Cooper takes great satisfaction from how the players have responded both on and off the pitch. “The boys have embraced it,” he says. “They have enjoyed it and thrived on it. We’ve had meetings the day after games and they have talked about the experience – what they felt and what they saw. The experience will stay with them.
“It’s all about the long-term plan and giving the players as much exposure and experience of the England pathway as possible. That way, when they do become senior players, they will have the tools in the tool box to perform at the top level and hopefully win senior World Cups and Euros.”

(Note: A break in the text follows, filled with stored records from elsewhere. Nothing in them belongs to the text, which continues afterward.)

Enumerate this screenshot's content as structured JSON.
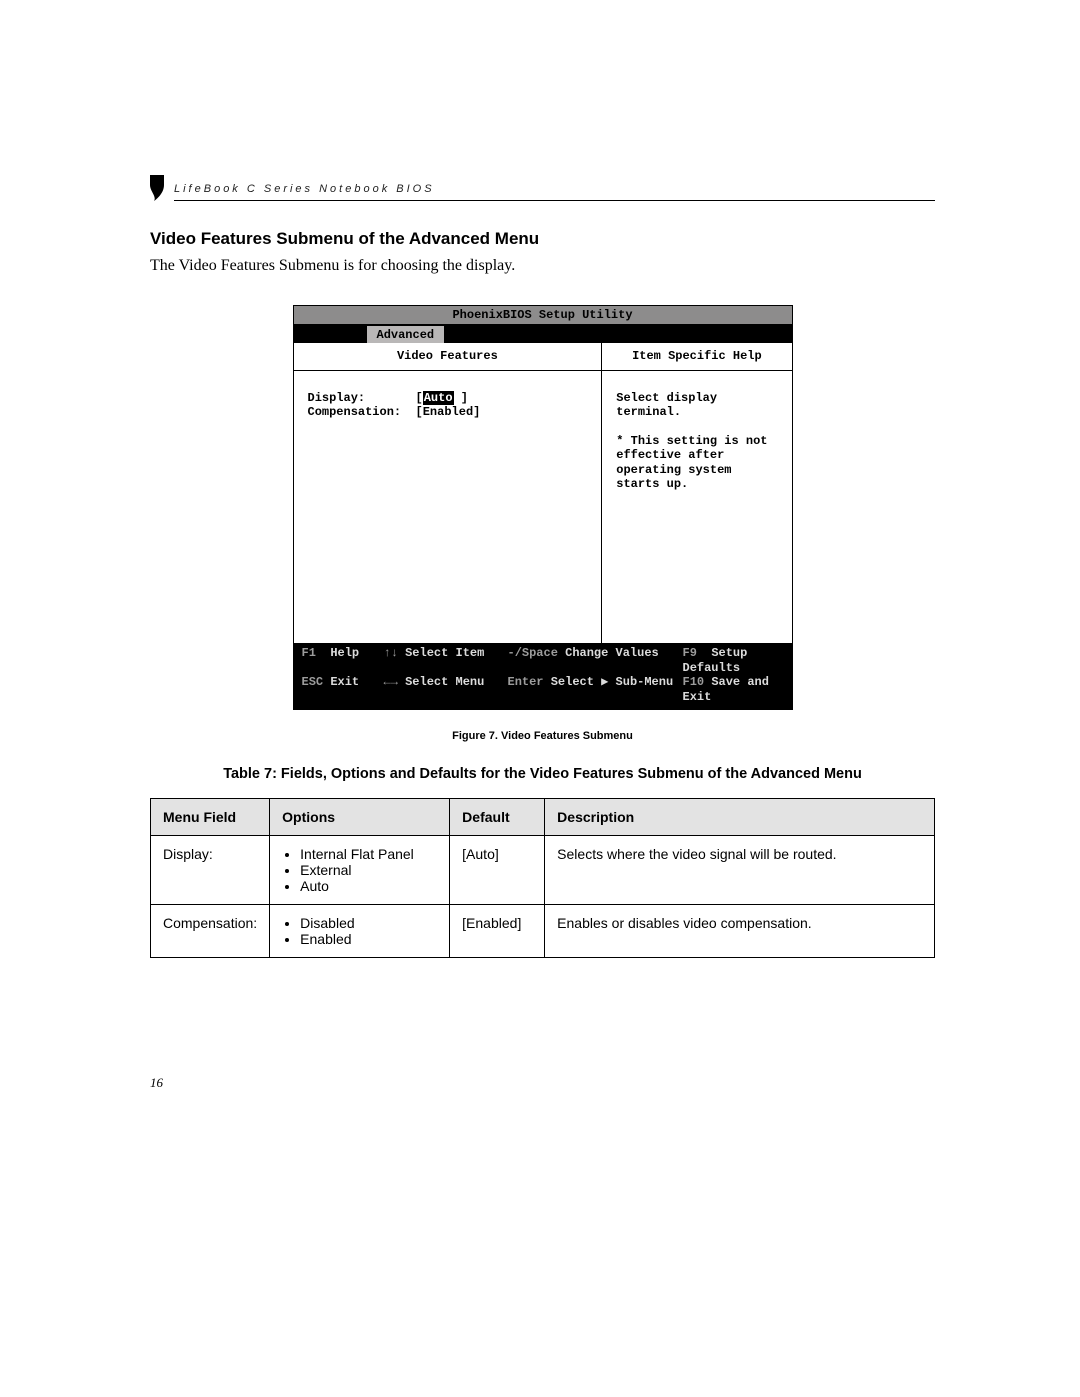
{
  "header": {
    "running_head": "LifeBook C Series Notebook BIOS"
  },
  "section": {
    "title": "Video Features Submenu of the Advanced Menu",
    "intro": "The Video Features Submenu is for choosing the display."
  },
  "bios": {
    "title": "PhoenixBIOS Setup Utility",
    "active_tab": "Advanced",
    "left_pane_title": "Video Features",
    "right_pane_title": "Item Specific Help",
    "fields": {
      "display_label": "Display:",
      "display_value": "Auto",
      "comp_label": "Compensation:",
      "comp_value": "[Enabled]"
    },
    "help_text": "Select display terminal.\n\n* This setting is not effective after operating system starts up.",
    "footer": {
      "f1": "F1",
      "help": "Help",
      "esc": "ESC",
      "exit": "Exit",
      "updown": "↑↓",
      "select_item": "Select Item",
      "leftright": "←→",
      "select_menu": "Select Menu",
      "minus_space": "-/Space",
      "change_values": "Change Values",
      "enter": "Enter",
      "select_sub": "Select ▶ Sub-Menu",
      "f9": "F9",
      "setup_defaults": "Setup Defaults",
      "f10": "F10",
      "save_exit": "Save and Exit"
    }
  },
  "figure_caption": "Figure 7.  Video Features Submenu",
  "table_caption": "Table 7: Fields, Options and Defaults for the Video Features Submenu of the Advanced Menu",
  "table": {
    "headers": {
      "menu_field": "Menu Field",
      "options": "Options",
      "default": "Default",
      "description": "Description"
    },
    "rows": [
      {
        "menu_field": "Display:",
        "options": [
          "Internal Flat Panel",
          "External",
          "Auto"
        ],
        "default": "[Auto]",
        "description": "Selects where the video signal will be routed."
      },
      {
        "menu_field": "Compensation:",
        "options": [
          "Disabled",
          "Enabled"
        ],
        "default": "[Enabled]",
        "description": "Enables or disables video compensation."
      }
    ]
  },
  "page_number": "16"
}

It remains to be seen whether young stars such as Brewster, Phil Foden and Callum Hudson-Odoi will be afforded the opportunities they need in the Premier League, but at international level, at least, the system certainly seems to be working.
“We very much focus on the controllables,” says Cooper. “There is some fantastic work going on with the academies. Every club has a long-term plan for their players, that’s pretty normal now, and we obviously have a long-term plan as well. Part of that plan is ensuring that you provide the right programme day-in day-out. We just want to keep doing what we’re doing in terms of making every day positive and productive.”
Cooper’s side now hope to cap a memorable tournament by lifting the trophy on Saturday. “The players will be planned and prepared for it,” says Cooper. “We’re really enjoying being out here and we have a great opportunity to make history, but we know the experience will serve us for the future as well.”